#### Data provided:
####################

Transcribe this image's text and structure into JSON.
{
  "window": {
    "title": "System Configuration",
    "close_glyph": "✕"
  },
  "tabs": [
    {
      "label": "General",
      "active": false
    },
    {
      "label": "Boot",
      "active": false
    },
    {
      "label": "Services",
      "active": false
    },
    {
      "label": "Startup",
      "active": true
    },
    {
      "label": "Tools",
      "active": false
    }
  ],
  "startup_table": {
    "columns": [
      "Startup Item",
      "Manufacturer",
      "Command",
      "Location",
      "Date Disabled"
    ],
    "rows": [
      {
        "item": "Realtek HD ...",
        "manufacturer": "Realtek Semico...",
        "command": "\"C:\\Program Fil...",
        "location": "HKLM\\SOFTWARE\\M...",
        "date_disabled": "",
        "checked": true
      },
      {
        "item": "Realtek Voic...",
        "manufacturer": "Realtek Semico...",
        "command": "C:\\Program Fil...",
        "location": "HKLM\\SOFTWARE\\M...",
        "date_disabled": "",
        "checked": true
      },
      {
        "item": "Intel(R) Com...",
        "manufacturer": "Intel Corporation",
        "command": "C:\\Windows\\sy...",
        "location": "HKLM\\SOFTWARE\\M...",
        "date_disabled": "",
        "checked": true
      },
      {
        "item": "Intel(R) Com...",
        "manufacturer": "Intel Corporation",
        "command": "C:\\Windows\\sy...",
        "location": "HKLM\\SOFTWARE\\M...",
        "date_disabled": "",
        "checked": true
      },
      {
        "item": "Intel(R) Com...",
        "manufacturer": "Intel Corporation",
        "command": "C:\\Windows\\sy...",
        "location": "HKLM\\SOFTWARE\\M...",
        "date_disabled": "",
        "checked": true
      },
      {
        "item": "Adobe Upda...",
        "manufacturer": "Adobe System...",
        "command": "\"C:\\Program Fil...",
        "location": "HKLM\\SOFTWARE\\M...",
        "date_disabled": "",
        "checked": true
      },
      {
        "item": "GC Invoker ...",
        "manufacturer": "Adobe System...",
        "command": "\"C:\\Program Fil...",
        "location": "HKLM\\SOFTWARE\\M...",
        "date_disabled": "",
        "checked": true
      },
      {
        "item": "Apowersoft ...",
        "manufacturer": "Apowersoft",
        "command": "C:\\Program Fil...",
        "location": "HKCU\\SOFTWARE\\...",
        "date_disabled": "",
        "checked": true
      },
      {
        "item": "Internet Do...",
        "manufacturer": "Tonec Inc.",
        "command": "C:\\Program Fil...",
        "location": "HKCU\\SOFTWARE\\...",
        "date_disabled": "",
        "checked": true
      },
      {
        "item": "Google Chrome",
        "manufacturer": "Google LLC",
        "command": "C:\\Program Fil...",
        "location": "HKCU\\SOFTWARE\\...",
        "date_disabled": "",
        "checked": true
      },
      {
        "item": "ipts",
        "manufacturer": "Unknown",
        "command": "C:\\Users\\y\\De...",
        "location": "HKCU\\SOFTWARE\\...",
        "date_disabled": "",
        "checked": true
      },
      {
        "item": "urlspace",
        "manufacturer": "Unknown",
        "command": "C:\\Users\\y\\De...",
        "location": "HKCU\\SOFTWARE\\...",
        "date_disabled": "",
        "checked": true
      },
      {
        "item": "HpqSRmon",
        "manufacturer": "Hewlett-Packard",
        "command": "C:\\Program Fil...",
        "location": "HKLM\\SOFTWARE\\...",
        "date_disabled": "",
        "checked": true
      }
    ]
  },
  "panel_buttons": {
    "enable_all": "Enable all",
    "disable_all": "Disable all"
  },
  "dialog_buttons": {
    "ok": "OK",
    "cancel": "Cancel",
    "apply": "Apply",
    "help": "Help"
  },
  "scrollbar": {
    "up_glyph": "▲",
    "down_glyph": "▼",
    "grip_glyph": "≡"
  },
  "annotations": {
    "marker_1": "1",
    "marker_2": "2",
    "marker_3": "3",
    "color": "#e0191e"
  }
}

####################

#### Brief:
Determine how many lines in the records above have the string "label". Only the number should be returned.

#### Result of this exercise:
5